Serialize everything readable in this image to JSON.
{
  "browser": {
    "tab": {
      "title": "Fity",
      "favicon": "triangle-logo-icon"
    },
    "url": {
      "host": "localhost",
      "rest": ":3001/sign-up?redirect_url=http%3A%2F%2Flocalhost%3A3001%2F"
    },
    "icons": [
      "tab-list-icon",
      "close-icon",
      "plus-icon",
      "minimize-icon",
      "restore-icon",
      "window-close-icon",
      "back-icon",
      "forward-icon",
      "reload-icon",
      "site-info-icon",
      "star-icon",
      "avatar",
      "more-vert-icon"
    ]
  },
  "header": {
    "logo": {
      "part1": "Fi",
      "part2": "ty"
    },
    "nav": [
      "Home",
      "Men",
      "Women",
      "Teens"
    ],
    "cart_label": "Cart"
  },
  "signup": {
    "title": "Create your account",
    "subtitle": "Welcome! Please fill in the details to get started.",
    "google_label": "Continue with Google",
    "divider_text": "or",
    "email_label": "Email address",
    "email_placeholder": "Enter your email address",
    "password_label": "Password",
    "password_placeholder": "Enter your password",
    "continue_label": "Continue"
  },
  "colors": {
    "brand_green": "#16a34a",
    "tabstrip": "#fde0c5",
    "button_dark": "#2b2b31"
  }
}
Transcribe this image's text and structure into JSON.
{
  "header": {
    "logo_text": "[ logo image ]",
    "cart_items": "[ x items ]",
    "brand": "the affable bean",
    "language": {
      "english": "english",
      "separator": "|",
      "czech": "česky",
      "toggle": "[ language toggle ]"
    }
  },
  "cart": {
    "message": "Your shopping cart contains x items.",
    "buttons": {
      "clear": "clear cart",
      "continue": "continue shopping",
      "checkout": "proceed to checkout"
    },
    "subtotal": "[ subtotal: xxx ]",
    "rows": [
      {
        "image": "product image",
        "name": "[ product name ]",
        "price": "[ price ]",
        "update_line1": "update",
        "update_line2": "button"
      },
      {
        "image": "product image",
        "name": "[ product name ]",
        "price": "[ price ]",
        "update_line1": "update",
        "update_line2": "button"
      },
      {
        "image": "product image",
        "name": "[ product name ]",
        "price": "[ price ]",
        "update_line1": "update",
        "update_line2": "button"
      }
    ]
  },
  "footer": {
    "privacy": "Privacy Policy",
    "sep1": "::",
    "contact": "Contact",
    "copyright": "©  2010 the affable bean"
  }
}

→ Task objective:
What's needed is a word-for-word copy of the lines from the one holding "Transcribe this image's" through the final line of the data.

→ Answer section:
Transcribe this image's text and structure into JSON.
{
  "header": {
    "logo_text": "[ logo image ]",
    "cart_items": "[ x items ]",
    "brand": "the affable bean",
    "language": {
      "english": "english",
      "separator": "|",
      "czech": "česky",
      "toggle": "[ language toggle ]"
    }
  },
  "cart": {
    "message": "Your shopping cart contains x items.",
    "buttons": {
      "clear": "clear cart",
      "continue": "continue shopping",
      "checkout": "proceed to checkout"
    },
    "subtotal": "[ subtotal: xxx ]",
    "rows": [
      {
        "image": "product image",
        "name": "[ product name ]",
        "price": "[ price ]",
        "update_line1": "update",
        "update_line2": "button"
      },
      {
        "image": "product image",
        "name": "[ product name ]",
        "price": "[ price ]",
        "update_line1": "update",
        "update_line2": "button"
      },
      {
        "image": "product image",
        "name": "[ product name ]",
        "price": "[ price ]",
        "update_line1": "update",
        "update_line2": "button"
      }
    ]
  },
  "footer": {
    "privacy": "Privacy Policy",
    "sep1": "::",
    "contact": "Contact",
    "copyright": "©  2010 the affable bean"
  }
}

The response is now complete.